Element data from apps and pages
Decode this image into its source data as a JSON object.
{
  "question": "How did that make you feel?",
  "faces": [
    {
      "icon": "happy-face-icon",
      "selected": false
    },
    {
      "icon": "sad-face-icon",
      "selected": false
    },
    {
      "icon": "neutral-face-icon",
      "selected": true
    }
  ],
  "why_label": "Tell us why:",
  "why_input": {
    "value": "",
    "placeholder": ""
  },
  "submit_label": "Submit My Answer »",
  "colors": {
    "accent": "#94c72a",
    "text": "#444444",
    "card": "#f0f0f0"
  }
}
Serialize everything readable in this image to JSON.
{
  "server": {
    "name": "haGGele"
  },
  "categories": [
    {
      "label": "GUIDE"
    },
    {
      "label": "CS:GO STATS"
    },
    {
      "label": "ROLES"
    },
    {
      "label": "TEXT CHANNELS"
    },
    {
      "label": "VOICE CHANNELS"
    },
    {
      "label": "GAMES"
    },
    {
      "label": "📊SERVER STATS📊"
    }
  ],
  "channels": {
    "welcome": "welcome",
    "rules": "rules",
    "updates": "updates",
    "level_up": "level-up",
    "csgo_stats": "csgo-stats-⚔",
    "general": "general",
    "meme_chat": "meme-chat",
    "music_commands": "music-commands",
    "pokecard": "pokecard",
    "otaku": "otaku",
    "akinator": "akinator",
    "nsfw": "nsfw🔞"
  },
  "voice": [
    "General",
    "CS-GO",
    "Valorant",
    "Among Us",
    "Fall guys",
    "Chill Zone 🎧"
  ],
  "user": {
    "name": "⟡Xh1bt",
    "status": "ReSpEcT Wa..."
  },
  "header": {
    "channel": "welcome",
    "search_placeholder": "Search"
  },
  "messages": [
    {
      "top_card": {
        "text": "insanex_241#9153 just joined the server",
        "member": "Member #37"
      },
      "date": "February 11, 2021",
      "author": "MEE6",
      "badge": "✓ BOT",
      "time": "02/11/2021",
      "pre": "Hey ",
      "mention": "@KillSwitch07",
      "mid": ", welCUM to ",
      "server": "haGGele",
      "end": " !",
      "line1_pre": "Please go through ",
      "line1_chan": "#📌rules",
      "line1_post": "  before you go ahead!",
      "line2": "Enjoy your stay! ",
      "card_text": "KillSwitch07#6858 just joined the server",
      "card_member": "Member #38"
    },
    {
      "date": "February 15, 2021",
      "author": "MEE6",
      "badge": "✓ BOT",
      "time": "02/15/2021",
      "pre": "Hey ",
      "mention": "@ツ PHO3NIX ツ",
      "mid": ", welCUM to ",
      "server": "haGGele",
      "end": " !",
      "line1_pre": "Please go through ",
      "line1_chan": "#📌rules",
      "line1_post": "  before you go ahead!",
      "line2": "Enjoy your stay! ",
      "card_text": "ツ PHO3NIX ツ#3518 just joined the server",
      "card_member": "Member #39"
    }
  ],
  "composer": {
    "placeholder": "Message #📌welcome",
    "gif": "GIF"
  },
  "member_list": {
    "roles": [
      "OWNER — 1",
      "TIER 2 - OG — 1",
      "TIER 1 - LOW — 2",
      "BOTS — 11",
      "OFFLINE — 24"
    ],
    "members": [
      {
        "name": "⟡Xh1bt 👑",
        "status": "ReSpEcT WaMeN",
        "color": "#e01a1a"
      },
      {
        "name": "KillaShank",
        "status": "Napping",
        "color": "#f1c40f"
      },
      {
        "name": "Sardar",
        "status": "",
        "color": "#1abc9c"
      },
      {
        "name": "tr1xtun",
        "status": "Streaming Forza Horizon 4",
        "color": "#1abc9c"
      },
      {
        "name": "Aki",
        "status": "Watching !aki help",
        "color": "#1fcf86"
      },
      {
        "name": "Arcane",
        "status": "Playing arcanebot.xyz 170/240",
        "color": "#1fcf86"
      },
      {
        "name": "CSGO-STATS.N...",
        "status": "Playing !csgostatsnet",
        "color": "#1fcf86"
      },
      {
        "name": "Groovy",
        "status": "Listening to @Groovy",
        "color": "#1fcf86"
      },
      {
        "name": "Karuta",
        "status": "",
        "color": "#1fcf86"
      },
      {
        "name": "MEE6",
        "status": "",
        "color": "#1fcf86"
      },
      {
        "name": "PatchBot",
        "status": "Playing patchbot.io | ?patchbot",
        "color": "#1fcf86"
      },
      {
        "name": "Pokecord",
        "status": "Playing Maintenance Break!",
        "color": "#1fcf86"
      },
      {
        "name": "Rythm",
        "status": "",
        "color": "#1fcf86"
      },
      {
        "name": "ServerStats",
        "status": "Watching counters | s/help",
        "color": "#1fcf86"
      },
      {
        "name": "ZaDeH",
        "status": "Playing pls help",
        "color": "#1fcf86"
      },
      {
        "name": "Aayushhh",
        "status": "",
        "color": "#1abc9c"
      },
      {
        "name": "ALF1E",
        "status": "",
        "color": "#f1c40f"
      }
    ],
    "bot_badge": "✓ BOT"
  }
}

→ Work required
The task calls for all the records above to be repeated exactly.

→ Response to the exercise
Decode this image into its source data as a JSON object.
{
  "question": "How did that make you feel?",
  "faces": [
    {
      "icon": "happy-face-icon",
      "selected": false
    },
    {
      "icon": "sad-face-icon",
      "selected": false
    },
    {
      "icon": "neutral-face-icon",
      "selected": true
    }
  ],
  "why_label": "Tell us why:",
  "why_input": {
    "value": "",
    "placeholder": ""
  },
  "submit_label": "Submit My Answer »",
  "colors": {
    "accent": "#94c72a",
    "text": "#444444",
    "card": "#f0f0f0"
  }
}
Serialize everything readable in this image to JSON.
{
  "server": {
    "name": "haGGele"
  },
  "categories": [
    {
      "label": "GUIDE"
    },
    {
      "label": "CS:GO STATS"
    },
    {
      "label": "ROLES"
    },
    {
      "label": "TEXT CHANNELS"
    },
    {
      "label": "VOICE CHANNELS"
    },
    {
      "label": "GAMES"
    },
    {
      "label": "📊SERVER STATS📊"
    }
  ],
  "channels": {
    "welcome": "welcome",
    "rules": "rules",
    "updates": "updates",
    "level_up": "level-up",
    "csgo_stats": "csgo-stats-⚔",
    "general": "general",
    "meme_chat": "meme-chat",
    "music_commands": "music-commands",
    "pokecard": "pokecard",
    "otaku": "otaku",
    "akinator": "akinator",
    "nsfw": "nsfw🔞"
  },
  "voice": [
    "General",
    "CS-GO",
    "Valorant",
    "Among Us",
    "Fall guys",
    "Chill Zone 🎧"
  ],
  "user": {
    "name": "⟡Xh1bt",
    "status": "ReSpEcT Wa..."
  },
  "header": {
    "channel": "welcome",
    "search_placeholder": "Search"
  },
  "messages": [
    {
      "top_card": {
        "text": "insanex_241#9153 just joined the server",
        "member": "Member #37"
      },
      "date": "February 11, 2021",
      "author": "MEE6",
      "badge": "✓ BOT",
      "time": "02/11/2021",
      "pre": "Hey ",
      "mention": "@KillSwitch07",
      "mid": ", welCUM to ",
      "server": "haGGele",
      "end": " !",
      "line1_pre": "Please go through ",
      "line1_chan": "#📌rules",
      "line1_post": "  before you go ahead!",
      "line2": "Enjoy your stay! ",
      "card_text": "KillSwitch07#6858 just joined the server",
      "card_member": "Member #38"
    },
    {
      "date": "February 15, 2021",
      "author": "MEE6",
      "badge": "✓ BOT",
      "time": "02/15/2021",
      "pre": "Hey ",
      "mention": "@ツ PHO3NIX ツ",
      "mid": ", welCUM to ",
      "server": "haGGele",
      "end": " !",
      "line1_pre": "Please go through ",
      "line1_chan": "#📌rules",
      "line1_post": "  before you go ahead!",
      "line2": "Enjoy your stay! ",
      "card_text": "ツ PHO3NIX ツ#3518 just joined the server",
      "card_member": "Member #39"
    }
  ],
  "composer": {
    "placeholder": "Message #📌welcome",
    "gif": "GIF"
  },
  "member_list": {
    "roles": [
      "OWNER — 1",
      "TIER 2 - OG — 1",
      "TIER 1 - LOW — 2",
      "BOTS — 11",
      "OFFLINE — 24"
    ],
    "members": [
      {
        "name": "⟡Xh1bt 👑",
        "status": "ReSpEcT WaMeN",
        "color": "#e01a1a"
      },
      {
        "name": "KillaShank",
        "status": "Napping",
        "color": "#f1c40f"
      },
      {
        "name": "Sardar",
        "status": "",
        "color": "#1abc9c"
      },
      {
        "name": "tr1xtun",
        "status": "Streaming Forza Horizon 4",
        "color": "#1abc9c"
      },
      {
        "name": "Aki",
        "status": "Watching !aki help",
        "color": "#1fcf86"
      },
      {
        "name": "Arcane",
        "status": "Playing arcanebot.xyz 170/240",
        "color": "#1fcf86"
      },
      {
        "name": "CSGO-STATS.N...",
        "status": "Playing !csgostatsnet",
        "color": "#1fcf86"
      },
      {
        "name": "Groovy",
        "status": "Listening to @Groovy",
        "color": "#1fcf86"
      },
      {
        "name": "Karuta",
        "status": "",
        "color": "#1fcf86"
      },
      {
        "name": "MEE6",
        "status": "",
        "color": "#1fcf86"
      },
      {
        "name": "PatchBot",
        "status": "Playing patchbot.io | ?patchbot",
        "color": "#1fcf86"
      },
      {
        "name": "Pokecord",
        "status": "Playing Maintenance Break!",
        "color": "#1fcf86"
      },
      {
        "name": "Rythm",
        "status": "",
        "color": "#1fcf86"
      },
      {
        "name": "ServerStats",
        "status": "Watching counters | s/help",
        "color": "#1fcf86"
      },
      {
        "name": "ZaDeH",
        "status": "Playing pls help",
        "color": "#1fcf86"
      },
      {
        "name": "Aayushhh",
        "status": "",
        "color": "#1abc9c"
      },
      {
        "name": "ALF1E",
        "status": "",
        "color": "#f1c40f"
      }
    ],
    "bot_badge": "✓ BOT"
  }
}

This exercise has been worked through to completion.